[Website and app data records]

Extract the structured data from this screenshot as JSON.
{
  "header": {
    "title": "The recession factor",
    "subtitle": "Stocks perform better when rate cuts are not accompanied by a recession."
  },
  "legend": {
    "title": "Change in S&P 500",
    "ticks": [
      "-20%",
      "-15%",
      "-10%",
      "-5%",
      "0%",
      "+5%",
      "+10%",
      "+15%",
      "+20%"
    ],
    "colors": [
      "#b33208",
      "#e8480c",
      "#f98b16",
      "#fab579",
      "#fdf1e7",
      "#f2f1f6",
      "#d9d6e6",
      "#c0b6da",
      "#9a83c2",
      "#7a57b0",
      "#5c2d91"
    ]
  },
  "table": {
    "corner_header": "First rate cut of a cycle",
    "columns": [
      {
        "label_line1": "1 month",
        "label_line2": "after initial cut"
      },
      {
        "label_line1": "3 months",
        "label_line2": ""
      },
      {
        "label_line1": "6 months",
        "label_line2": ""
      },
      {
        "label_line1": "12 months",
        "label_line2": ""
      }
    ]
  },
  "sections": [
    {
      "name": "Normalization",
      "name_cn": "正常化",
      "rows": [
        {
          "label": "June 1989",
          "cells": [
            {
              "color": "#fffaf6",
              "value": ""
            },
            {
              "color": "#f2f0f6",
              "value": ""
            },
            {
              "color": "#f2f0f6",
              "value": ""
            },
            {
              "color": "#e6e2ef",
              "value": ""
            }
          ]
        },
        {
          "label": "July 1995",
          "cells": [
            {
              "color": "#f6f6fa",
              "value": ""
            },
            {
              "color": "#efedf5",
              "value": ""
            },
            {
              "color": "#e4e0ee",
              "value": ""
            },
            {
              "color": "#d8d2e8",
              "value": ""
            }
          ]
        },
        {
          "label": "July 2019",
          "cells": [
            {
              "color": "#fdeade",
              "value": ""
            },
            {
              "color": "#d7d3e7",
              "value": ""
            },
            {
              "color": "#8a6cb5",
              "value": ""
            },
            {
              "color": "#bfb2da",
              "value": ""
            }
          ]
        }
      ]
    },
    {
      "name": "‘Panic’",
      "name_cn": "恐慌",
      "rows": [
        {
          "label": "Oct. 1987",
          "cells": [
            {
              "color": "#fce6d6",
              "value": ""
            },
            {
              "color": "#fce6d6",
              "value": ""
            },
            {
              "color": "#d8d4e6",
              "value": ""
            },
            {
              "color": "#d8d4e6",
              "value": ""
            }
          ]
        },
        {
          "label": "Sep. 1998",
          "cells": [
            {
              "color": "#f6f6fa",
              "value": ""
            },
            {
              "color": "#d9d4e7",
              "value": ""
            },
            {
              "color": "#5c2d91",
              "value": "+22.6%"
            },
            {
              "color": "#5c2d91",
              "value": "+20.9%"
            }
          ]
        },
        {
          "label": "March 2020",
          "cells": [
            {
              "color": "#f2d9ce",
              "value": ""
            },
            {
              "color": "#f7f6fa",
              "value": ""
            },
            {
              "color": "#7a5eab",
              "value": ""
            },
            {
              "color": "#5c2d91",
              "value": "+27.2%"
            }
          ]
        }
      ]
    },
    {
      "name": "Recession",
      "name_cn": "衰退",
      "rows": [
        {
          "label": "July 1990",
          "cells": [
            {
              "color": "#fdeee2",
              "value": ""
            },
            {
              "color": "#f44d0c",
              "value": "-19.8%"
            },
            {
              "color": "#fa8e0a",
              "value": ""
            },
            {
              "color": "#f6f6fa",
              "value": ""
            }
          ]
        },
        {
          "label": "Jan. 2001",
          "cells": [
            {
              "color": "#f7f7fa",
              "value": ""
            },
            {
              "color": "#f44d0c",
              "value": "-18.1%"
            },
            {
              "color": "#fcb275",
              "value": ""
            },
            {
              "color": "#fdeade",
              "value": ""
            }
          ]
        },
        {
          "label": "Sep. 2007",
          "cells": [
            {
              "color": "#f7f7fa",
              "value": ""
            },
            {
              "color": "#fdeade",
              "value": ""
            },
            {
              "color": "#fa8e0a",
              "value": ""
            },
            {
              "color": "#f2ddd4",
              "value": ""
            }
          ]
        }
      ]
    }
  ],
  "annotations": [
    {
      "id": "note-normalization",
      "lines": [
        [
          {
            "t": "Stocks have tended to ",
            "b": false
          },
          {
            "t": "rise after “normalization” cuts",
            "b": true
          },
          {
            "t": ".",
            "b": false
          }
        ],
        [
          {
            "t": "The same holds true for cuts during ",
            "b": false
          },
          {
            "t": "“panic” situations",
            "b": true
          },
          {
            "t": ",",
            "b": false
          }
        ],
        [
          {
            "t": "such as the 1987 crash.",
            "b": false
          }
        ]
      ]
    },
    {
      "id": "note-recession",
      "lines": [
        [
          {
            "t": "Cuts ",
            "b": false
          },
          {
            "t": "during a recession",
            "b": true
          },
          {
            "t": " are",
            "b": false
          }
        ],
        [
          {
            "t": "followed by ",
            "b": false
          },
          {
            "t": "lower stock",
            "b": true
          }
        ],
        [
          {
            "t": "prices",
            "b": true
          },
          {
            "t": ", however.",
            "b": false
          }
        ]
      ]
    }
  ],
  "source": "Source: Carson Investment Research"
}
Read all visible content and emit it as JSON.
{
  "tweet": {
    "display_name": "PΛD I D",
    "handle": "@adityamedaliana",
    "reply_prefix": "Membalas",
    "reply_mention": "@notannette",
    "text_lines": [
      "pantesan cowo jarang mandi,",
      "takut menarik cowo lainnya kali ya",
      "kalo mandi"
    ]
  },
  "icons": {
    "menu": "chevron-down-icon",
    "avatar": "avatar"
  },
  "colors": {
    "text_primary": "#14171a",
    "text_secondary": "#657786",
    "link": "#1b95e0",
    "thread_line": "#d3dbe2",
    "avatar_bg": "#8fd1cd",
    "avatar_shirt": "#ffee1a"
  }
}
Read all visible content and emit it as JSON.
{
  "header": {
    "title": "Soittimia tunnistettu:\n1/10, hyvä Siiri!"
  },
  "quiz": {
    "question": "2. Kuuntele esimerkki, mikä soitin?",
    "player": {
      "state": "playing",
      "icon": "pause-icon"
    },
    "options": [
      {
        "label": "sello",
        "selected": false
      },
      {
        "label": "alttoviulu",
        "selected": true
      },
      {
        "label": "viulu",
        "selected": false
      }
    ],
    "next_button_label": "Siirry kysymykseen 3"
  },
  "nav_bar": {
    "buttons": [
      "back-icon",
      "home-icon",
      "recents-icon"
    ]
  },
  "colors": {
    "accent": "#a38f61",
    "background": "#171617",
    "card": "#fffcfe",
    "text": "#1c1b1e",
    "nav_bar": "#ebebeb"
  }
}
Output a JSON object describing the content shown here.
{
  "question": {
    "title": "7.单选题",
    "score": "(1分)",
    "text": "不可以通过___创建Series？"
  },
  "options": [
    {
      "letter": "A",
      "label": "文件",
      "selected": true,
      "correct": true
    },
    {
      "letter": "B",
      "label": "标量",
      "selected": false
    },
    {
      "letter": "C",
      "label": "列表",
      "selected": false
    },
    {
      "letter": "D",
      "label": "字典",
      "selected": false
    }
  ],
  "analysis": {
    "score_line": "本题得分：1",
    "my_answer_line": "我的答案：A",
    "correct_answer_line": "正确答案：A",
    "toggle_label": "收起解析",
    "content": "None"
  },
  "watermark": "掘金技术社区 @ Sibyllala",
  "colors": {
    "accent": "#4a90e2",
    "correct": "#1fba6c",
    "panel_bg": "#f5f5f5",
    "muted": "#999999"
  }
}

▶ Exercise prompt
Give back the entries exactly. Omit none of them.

▶ Exercise answer
Extract the structured data from this screenshot as JSON.
{
  "header": {
    "title": "The recession factor",
    "subtitle": "Stocks perform better when rate cuts are not accompanied by a recession."
  },
  "legend": {
    "title": "Change in S&P 500",
    "ticks": [
      "-20%",
      "-15%",
      "-10%",
      "-5%",
      "0%",
      "+5%",
      "+10%",
      "+15%",
      "+20%"
    ],
    "colors": [
      "#b33208",
      "#e8480c",
      "#f98b16",
      "#fab579",
      "#fdf1e7",
      "#f2f1f6",
      "#d9d6e6",
      "#c0b6da",
      "#9a83c2",
      "#7a57b0",
      "#5c2d91"
    ]
  },
  "table": {
    "corner_header": "First rate cut of a cycle",
    "columns": [
      {
        "label_line1": "1 month",
        "label_line2": "after initial cut"
      },
      {
        "label_line1": "3 months",
        "label_line2": ""
      },
      {
        "label_line1": "6 months",
        "label_line2": ""
      },
      {
        "label_line1": "12 months",
        "label_line2": ""
      }
    ]
  },
  "sections": [
    {
      "name": "Normalization",
      "name_cn": "正常化",
      "rows": [
        {
          "label": "June 1989",
          "cells": [
            {
              "color": "#fffaf6",
              "value": ""
            },
            {
              "color": "#f2f0f6",
              "value": ""
            },
            {
              "color": "#f2f0f6",
              "value": ""
            },
            {
              "color": "#e6e2ef",
              "value": ""
            }
          ]
        },
        {
          "label": "July 1995",
          "cells": [
            {
              "color": "#f6f6fa",
              "value": ""
            },
            {
              "color": "#efedf5",
              "value": ""
            },
            {
              "color": "#e4e0ee",
              "value": ""
            },
            {
              "color": "#d8d2e8",
              "value": ""
            }
          ]
        },
        {
          "label": "July 2019",
          "cells": [
            {
              "color": "#fdeade",
              "value": ""
            },
            {
              "color": "#d7d3e7",
              "value": ""
            },
            {
              "color": "#8a6cb5",
              "value": ""
            },
            {
              "color": "#bfb2da",
              "value": ""
            }
          ]
        }
      ]
    },
    {
      "name": "‘Panic’",
      "name_cn": "恐慌",
      "rows": [
        {
          "label": "Oct. 1987",
          "cells": [
            {
              "color": "#fce6d6",
              "value": ""
            },
            {
              "color": "#fce6d6",
              "value": ""
            },
            {
              "color": "#d8d4e6",
              "value": ""
            },
            {
              "color": "#d8d4e6",
              "value": ""
            }
          ]
        },
        {
          "label": "Sep. 1998",
          "cells": [
            {
              "color": "#f6f6fa",
              "value": ""
            },
            {
              "color": "#d9d4e7",
              "value": ""
            },
            {
              "color": "#5c2d91",
              "value": "+22.6%"
            },
            {
              "color": "#5c2d91",
              "value": "+20.9%"
            }
          ]
        },
        {
          "label": "March 2020",
          "cells": [
            {
              "color": "#f2d9ce",
              "value": ""
            },
            {
              "color": "#f7f6fa",
              "value": ""
            },
            {
              "color": "#7a5eab",
              "value": ""
            },
            {
              "color": "#5c2d91",
              "value": "+27.2%"
            }
          ]
        }
      ]
    },
    {
      "name": "Recession",
      "name_cn": "衰退",
      "rows": [
        {
          "label": "July 1990",
          "cells": [
            {
              "color": "#fdeee2",
              "value": ""
            },
            {
              "color": "#f44d0c",
              "value": "-19.8%"
            },
            {
              "color": "#fa8e0a",
              "value": ""
            },
            {
              "color": "#f6f6fa",
              "value": ""
            }
          ]
        },
        {
          "label": "Jan. 2001",
          "cells": [
            {
              "color": "#f7f7fa",
              "value": ""
            },
            {
              "color": "#f44d0c",
              "value": "-18.1%"
            },
            {
              "color": "#fcb275",
              "value": ""
            },
            {
              "color": "#fdeade",
              "value": ""
            }
          ]
        },
        {
          "label": "Sep. 2007",
          "cells": [
            {
              "color": "#f7f7fa",
              "value": ""
            },
            {
              "color": "#fdeade",
              "value": ""
            },
            {
              "color": "#fa8e0a",
              "value": ""
            },
            {
              "color": "#f2ddd4",
              "value": ""
            }
          ]
        }
      ]
    }
  ],
  "annotations": [
    {
      "id": "note-normalization",
      "lines": [
        [
          {
            "t": "Stocks have tended to ",
            "b": false
          },
          {
            "t": "rise after “normalization” cuts",
            "b": true
          },
          {
            "t": ".",
            "b": false
          }
        ],
        [
          {
            "t": "The same holds true for cuts during ",
            "b": false
          },
          {
            "t": "“panic” situations",
            "b": true
          },
          {
            "t": ",",
            "b": false
          }
        ],
        [
          {
            "t": "such as the 1987 crash.",
            "b": false
          }
        ]
      ]
    },
    {
      "id": "note-recession",
      "lines": [
        [
          {
            "t": "Cuts ",
            "b": false
          },
          {
            "t": "during a recession",
            "b": true
          },
          {
            "t": " are",
            "b": false
          }
        ],
        [
          {
            "t": "followed by ",
            "b": false
          },
          {
            "t": "lower stock",
            "b": true
          }
        ],
        [
          {
            "t": "prices",
            "b": true
          },
          {
            "t": ", however.",
            "b": false
          }
        ]
      ]
    }
  ],
  "source": "Source: Carson Investment Research"
}
Read all visible content and emit it as JSON.
{
  "tweet": {
    "display_name": "PΛD I D",
    "handle": "@adityamedaliana",
    "reply_prefix": "Membalas",
    "reply_mention": "@notannette",
    "text_lines": [
      "pantesan cowo jarang mandi,",
      "takut menarik cowo lainnya kali ya",
      "kalo mandi"
    ]
  },
  "icons": {
    "menu": "chevron-down-icon",
    "avatar": "avatar"
  },
  "colors": {
    "text_primary": "#14171a",
    "text_secondary": "#657786",
    "link": "#1b95e0",
    "thread_line": "#d3dbe2",
    "avatar_bg": "#8fd1cd",
    "avatar_shirt": "#ffee1a"
  }
}
Read all visible content and emit it as JSON.
{
  "header": {
    "title": "Soittimia tunnistettu:\n1/10, hyvä Siiri!"
  },
  "quiz": {
    "question": "2. Kuuntele esimerkki, mikä soitin?",
    "player": {
      "state": "playing",
      "icon": "pause-icon"
    },
    "options": [
      {
        "label": "sello",
        "selected": false
      },
      {
        "label": "alttoviulu",
        "selected": true
      },
      {
        "label": "viulu",
        "selected": false
      }
    ],
    "next_button_label": "Siirry kysymykseen 3"
  },
  "nav_bar": {
    "buttons": [
      "back-icon",
      "home-icon",
      "recents-icon"
    ]
  },
  "colors": {
    "accent": "#a38f61",
    "background": "#171617",
    "card": "#fffcfe",
    "text": "#1c1b1e",
    "nav_bar": "#ebebeb"
  }
}
Output a JSON object describing the content shown here.
{
  "question": {
    "title": "7.单选题",
    "score": "(1分)",
    "text": "不可以通过___创建Series？"
  },
  "options": [
    {
      "letter": "A",
      "label": "文件",
      "selected": true,
      "correct": true
    },
    {
      "letter": "B",
      "label": "标量",
      "selected": false
    },
    {
      "letter": "C",
      "label": "列表",
      "selected": false
    },
    {
      "letter": "D",
      "label": "字典",
      "selected": false
    }
  ],
  "analysis": {
    "score_line": "本题得分：1",
    "my_answer_line": "我的答案：A",
    "correct_answer_line": "正确答案：A",
    "toggle_label": "收起解析",
    "content": "None"
  },
  "watermark": "掘金技术社区 @ Sibyllala",
  "colors": {
    "accent": "#4a90e2",
    "correct": "#1fba6c",
    "panel_bg": "#f5f5f5",
    "muted": "#999999"
  }
}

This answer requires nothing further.